Ultimate Fantasy 70 Disneyland Wedding
Let me begin by telling you my ultimate fantasy. I went to a retreat once in Florida, and the retreat house was in a little town just off the highway. It was called Disneyland. They had a really spectacular ride up there, and it was redecorated every night with stained glass windows that showed all the different fairy tales that had been made into the castle. And I got to go up there and look at the stained glass windows. And I was blown away. I mean, I’ve always been an outdoors person, but I had never seen stained glass windows until I went to Disneyland.
Roy, what would you like to say to someone who has never been to Disneyland?
What would you like to say to someone who has been to Disneyland but hasn’t been to a wedding?
Guests.

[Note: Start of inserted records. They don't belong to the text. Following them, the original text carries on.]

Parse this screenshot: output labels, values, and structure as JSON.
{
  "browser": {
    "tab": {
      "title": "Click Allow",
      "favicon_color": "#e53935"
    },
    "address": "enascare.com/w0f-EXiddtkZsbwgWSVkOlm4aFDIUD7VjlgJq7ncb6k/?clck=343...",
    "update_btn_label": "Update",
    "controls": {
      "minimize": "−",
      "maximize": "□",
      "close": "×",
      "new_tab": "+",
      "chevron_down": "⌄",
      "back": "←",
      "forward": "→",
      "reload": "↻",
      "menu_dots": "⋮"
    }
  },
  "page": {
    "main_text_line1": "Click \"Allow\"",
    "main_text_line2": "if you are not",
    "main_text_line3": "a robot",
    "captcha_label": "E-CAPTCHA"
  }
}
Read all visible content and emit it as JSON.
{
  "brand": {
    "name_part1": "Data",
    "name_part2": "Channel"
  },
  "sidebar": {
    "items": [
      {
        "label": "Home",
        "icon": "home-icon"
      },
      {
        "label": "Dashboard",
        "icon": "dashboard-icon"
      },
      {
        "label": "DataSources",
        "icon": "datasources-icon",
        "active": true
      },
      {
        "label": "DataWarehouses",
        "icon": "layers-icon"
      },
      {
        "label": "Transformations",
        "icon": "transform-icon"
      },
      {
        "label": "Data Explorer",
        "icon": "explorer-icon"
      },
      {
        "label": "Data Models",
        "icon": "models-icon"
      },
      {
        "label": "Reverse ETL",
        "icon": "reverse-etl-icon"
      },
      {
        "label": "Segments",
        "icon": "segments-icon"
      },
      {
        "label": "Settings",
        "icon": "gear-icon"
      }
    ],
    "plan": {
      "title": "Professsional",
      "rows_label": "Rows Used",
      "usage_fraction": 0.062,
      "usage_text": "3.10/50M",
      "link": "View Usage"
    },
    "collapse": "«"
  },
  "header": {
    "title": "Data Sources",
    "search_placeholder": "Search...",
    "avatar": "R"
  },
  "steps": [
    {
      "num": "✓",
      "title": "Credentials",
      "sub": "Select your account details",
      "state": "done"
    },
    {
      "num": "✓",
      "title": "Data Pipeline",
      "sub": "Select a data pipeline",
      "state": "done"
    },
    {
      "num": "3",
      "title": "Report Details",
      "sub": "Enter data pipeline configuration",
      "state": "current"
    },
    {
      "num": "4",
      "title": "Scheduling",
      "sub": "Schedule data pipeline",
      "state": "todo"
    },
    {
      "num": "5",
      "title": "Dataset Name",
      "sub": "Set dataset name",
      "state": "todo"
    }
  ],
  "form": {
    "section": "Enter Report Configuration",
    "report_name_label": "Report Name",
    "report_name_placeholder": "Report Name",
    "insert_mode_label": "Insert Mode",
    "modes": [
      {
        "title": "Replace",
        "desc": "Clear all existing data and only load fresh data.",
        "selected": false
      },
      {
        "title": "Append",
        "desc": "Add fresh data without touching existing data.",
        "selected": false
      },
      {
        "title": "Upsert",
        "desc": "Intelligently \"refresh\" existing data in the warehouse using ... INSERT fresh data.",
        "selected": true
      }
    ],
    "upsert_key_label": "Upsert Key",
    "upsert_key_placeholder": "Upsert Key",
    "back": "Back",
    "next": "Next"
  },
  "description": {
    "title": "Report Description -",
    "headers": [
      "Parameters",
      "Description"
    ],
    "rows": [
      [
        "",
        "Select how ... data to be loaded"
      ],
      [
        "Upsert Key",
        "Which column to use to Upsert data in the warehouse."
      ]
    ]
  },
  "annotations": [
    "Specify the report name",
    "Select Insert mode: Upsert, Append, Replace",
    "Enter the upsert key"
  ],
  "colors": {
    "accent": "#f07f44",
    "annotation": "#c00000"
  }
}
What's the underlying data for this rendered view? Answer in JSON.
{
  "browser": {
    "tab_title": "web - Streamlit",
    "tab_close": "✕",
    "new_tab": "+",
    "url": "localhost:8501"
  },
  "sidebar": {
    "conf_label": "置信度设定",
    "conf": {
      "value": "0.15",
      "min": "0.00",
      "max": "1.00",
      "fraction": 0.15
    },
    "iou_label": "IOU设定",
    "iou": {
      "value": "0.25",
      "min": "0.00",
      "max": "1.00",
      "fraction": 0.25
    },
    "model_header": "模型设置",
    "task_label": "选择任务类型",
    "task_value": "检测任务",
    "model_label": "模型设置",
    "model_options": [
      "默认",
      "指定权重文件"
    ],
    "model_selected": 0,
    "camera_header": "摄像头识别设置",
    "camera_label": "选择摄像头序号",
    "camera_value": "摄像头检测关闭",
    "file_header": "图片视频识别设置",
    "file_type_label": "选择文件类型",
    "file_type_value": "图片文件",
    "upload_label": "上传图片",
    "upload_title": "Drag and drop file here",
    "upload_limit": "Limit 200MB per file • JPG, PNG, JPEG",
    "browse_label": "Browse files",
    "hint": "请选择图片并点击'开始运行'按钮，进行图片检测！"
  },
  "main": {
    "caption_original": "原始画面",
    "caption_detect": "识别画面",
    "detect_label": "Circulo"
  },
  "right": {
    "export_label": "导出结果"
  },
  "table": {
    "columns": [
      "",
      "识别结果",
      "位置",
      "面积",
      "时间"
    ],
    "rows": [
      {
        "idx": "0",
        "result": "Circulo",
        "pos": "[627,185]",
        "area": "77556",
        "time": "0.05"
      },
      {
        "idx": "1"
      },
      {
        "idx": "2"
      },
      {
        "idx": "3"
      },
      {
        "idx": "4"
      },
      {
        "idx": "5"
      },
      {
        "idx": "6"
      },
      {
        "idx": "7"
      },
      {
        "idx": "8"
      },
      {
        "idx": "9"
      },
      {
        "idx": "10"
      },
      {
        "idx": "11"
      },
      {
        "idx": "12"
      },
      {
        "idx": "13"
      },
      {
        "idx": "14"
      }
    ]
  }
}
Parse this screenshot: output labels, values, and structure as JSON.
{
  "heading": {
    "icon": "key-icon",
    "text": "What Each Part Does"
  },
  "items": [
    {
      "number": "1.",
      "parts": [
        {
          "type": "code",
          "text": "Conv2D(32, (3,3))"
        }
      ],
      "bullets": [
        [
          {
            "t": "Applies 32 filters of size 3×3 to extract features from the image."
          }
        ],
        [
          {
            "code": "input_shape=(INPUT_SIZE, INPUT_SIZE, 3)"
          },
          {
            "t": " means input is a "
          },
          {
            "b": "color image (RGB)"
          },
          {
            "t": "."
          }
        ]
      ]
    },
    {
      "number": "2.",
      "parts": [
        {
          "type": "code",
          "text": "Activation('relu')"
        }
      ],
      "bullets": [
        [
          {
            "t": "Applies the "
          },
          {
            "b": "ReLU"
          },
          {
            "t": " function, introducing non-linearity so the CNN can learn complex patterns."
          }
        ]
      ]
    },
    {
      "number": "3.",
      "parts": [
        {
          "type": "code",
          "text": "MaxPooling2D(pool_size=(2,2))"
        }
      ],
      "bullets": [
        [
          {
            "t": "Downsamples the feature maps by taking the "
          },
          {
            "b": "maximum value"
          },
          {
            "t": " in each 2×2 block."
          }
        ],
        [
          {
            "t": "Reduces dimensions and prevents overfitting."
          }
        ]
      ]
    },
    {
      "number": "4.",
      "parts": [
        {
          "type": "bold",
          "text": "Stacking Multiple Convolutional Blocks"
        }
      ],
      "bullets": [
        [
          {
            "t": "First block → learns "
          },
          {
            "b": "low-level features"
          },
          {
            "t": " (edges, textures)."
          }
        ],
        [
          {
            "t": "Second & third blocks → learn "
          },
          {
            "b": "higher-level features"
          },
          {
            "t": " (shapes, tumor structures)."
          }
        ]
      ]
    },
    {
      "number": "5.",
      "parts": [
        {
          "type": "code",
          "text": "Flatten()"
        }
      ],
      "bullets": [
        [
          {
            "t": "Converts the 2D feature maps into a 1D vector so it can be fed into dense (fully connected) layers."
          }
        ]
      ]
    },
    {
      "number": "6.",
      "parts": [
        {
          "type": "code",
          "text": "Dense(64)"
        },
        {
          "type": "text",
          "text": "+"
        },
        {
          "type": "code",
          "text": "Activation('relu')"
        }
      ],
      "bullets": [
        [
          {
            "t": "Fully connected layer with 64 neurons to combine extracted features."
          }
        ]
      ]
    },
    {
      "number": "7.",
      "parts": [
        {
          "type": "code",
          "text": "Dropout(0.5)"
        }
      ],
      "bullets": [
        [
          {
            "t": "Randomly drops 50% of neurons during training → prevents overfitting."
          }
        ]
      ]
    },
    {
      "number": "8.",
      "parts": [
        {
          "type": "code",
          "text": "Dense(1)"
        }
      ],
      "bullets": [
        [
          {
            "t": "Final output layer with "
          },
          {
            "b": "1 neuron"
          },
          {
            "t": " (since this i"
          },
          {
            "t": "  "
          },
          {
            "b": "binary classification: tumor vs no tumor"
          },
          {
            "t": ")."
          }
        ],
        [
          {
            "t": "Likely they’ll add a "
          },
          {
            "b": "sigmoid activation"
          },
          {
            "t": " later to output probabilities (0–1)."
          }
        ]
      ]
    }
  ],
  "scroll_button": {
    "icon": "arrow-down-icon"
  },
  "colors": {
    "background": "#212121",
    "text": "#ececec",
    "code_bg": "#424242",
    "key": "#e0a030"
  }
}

Please. I remember five years ago I went to a wedding in Manhattan and there were twenty or thirty thousand people there. There was a reception, and it was just enormous, and there was a throne and a chair and a thousand flowers and everything. And I stood at the far end of the dais and could see this purple cucuirass coming out of that throne, and in that throne were the faces of all the people who had come to say their vows. And I could see, on the far end of that throne, that this purple mantle had these gems. Surprise, surprise. And the jewels glittered. Platinum. Diamonds. Amethyst. Topaz.
No. No. No. Let me ask you something.
You said surprise.
Have you ever been to a wedding in Manhattan and seen the same purple casserole that you saw the night of the wedding garnished with fifteen garnets? Have you ever been to a wedding in Manhattan and seen that purple velvet couch, and the purple velvet box that holds it, and the purple paper lantern suspended from the ceiling? Have you ever been to a wedding in Manhattan and seen that? And what do you think is on the far end of that throne? Platinum? Diamonds?
What does it mean for sexuality to be lived as oriented? What difference does it make what or who we are oriented toward in the very direction of our desire? If orientation is a matter of how we reside in space, then sexual orientation might also be a matter of residence, of how we inhabit spaces, and who or what we inhabit spaces with. After all, queer geographers have shown us how spaces are sexualized. If we foreground the concept of “orientation,” then we can retheorize this sexualization of space as well as the spatiality of sexual desire. What would it mean for queer studies if we were to pose the question of the orientation of sexual orientation as a phenomenological question?
Let me begin by telling you my ultimate fantasy. . .
- Queer AI
- Trained Model
- Perplexity 0.9
- Seed 994, 992
Prompt adapted from Queer Phenomenology by Sara Ahmed